"Unfortunately, several rumors and speculative thoughts have been posted and reposted on social media. This hinders the investigation and does not help us or the police get to the bottom of any possible allegation," Superintendent James Largent said in a statement posted Monday on the district's website.
Emergency planning is ongoing, leaders of area districts say.
"We do whatever we need to do based on the threats that exist," said Clint Bond, spokesman for the Fort Worth school district.
Bond said each Fort Worth campus has an incident commander -- the principal or someone else.
In an emergency, the incident commander assesses and responds to the situation.
Bond said he wants parents to be active members of emergency planning.
Tips and resources are available on the district's website, and students are encouraged to discuss the drills with their families.
"If somebody sees something, they should say something," Bond said. "Our biggest tool is the vigilance of everybody involved."

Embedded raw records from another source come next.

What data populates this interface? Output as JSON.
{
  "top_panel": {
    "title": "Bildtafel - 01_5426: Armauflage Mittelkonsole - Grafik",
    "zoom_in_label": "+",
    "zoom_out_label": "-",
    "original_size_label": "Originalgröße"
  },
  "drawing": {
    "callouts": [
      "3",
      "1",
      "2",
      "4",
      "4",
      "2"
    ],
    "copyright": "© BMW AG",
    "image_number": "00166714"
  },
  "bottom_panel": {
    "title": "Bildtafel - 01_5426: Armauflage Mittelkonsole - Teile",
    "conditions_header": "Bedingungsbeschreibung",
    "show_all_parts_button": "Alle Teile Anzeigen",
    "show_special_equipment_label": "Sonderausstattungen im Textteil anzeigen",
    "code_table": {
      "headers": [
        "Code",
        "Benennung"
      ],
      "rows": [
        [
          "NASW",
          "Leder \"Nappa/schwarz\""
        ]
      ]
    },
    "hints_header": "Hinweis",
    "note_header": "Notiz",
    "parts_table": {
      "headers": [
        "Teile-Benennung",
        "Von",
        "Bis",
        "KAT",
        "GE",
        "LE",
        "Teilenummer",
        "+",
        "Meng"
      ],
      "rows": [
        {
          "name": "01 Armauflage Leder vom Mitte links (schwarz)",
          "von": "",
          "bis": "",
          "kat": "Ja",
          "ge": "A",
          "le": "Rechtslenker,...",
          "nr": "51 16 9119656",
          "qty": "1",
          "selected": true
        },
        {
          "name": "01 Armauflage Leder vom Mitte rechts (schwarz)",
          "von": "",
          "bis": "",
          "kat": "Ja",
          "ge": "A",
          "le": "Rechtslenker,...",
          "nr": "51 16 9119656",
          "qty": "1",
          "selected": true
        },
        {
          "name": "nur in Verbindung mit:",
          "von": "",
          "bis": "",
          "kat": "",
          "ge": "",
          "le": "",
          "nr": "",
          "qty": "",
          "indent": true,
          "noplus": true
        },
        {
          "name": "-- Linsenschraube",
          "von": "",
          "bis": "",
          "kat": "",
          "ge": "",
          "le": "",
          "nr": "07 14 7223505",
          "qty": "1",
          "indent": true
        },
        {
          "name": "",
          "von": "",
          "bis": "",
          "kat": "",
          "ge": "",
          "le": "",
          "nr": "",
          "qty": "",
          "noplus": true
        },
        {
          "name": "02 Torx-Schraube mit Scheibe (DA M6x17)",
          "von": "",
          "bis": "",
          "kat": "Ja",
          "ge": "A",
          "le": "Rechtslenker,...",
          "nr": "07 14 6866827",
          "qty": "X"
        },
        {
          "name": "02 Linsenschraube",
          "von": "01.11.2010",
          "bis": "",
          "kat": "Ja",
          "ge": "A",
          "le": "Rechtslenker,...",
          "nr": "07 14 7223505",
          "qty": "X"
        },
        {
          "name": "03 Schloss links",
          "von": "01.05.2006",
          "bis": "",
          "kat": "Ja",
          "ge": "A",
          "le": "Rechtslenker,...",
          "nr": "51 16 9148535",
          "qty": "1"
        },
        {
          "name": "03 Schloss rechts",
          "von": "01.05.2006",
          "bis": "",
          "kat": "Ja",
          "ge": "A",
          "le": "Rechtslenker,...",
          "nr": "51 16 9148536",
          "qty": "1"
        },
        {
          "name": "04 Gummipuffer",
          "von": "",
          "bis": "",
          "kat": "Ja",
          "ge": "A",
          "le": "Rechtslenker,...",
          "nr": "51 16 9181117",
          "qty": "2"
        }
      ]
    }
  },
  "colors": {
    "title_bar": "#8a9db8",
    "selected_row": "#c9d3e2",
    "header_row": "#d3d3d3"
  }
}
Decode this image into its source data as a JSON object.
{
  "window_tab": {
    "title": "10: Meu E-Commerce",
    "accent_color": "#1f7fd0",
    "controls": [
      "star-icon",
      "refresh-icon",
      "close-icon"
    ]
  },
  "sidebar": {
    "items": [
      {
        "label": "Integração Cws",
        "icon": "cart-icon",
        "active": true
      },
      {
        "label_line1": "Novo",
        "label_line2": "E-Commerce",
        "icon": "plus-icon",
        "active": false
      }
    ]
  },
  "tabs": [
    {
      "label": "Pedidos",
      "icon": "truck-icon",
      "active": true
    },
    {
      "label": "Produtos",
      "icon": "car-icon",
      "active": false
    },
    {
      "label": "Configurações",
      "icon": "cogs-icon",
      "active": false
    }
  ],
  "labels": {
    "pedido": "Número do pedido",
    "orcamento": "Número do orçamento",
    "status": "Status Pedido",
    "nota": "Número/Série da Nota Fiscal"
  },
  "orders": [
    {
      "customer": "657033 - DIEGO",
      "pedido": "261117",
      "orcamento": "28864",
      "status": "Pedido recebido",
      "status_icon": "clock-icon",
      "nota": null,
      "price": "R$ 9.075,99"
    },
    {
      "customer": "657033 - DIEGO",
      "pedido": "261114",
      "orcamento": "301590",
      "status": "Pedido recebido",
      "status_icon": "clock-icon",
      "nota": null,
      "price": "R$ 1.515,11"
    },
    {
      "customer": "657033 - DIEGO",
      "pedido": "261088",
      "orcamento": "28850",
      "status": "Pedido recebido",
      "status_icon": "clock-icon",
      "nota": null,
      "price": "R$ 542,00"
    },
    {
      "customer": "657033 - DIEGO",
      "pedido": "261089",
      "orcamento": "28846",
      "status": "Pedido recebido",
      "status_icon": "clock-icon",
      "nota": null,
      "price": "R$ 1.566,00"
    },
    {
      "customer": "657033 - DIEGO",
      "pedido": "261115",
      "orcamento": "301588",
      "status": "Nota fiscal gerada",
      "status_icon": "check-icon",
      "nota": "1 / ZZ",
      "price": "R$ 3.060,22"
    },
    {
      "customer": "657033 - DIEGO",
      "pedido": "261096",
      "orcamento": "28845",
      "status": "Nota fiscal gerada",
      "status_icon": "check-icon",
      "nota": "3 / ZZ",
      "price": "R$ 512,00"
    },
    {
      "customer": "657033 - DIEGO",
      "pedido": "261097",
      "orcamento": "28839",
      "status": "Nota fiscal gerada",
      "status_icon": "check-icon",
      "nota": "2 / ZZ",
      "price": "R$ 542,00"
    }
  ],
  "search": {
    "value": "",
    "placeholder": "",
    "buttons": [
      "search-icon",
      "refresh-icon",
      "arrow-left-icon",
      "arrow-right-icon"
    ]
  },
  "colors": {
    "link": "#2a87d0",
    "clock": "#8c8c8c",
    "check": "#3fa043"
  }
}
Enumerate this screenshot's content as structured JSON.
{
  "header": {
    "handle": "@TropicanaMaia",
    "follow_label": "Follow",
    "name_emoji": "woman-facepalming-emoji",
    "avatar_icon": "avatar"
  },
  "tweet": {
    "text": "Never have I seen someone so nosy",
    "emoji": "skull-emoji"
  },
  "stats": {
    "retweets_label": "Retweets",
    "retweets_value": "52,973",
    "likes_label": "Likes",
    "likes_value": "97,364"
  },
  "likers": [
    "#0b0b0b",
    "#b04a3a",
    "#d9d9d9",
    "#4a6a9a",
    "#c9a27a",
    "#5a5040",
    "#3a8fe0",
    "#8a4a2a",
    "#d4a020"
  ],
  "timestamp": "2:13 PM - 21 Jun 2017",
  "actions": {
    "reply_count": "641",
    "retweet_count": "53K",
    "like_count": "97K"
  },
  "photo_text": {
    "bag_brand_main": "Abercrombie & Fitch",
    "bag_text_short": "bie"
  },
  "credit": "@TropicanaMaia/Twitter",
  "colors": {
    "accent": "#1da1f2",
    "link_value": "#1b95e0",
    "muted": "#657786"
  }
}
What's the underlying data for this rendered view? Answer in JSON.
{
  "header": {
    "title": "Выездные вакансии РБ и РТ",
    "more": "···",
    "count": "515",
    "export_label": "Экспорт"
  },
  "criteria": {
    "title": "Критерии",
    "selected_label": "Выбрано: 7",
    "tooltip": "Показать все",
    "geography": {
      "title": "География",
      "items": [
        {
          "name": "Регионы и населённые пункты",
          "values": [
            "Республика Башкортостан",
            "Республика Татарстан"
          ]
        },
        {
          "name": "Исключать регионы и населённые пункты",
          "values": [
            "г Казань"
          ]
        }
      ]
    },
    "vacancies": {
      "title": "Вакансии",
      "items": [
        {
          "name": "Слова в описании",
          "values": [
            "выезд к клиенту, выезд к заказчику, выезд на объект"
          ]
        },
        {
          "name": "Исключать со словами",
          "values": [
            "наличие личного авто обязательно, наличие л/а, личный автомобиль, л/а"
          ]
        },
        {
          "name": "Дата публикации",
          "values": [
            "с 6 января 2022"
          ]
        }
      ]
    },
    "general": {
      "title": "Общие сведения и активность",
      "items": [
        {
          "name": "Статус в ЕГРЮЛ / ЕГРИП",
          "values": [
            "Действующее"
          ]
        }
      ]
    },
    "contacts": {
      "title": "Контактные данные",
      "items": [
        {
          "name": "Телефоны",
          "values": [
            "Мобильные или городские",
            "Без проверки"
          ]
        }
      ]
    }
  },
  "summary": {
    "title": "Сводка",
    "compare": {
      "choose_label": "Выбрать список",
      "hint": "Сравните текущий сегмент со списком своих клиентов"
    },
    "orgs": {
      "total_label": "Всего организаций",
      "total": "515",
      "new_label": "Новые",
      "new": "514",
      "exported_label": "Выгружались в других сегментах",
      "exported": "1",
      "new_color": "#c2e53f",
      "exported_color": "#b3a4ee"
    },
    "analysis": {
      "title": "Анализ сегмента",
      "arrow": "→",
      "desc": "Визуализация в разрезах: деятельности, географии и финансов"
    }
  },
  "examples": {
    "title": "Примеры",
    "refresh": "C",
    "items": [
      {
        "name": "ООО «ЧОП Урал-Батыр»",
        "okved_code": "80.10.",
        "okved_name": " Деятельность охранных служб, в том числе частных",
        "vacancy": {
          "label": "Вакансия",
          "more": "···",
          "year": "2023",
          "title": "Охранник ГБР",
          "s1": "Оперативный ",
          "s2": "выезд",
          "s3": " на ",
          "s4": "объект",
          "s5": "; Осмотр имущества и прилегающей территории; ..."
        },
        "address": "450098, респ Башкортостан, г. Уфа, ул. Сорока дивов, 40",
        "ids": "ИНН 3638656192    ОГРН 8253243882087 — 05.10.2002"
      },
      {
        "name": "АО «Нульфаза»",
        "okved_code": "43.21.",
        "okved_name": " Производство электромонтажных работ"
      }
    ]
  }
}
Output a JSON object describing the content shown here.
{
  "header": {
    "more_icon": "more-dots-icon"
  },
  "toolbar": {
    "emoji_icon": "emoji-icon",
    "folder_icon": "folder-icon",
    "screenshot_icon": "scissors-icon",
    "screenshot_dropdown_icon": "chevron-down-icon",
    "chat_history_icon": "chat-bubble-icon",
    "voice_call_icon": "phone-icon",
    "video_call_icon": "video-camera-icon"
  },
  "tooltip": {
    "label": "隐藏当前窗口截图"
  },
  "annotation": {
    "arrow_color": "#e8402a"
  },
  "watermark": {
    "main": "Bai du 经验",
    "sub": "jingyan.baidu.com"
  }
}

Arlington school administrators have been in discussions with police and district security since Friday to determine how to enhance security, said Casas, the spokeswoman.
The district requires that campuses regularly conduct drills, she said, so teachers and students alike are prepared for emergencies.
"We understand, given what happened, that everybody's going to have an extra sensitivity to this," Casas said.
"This is something that's going to be an ongoing discussion."
Staff writers Shirley Jinkins, Patrick M. Walker and Susan Schrock contributed to this report.
Diane Smith, 817-390-7675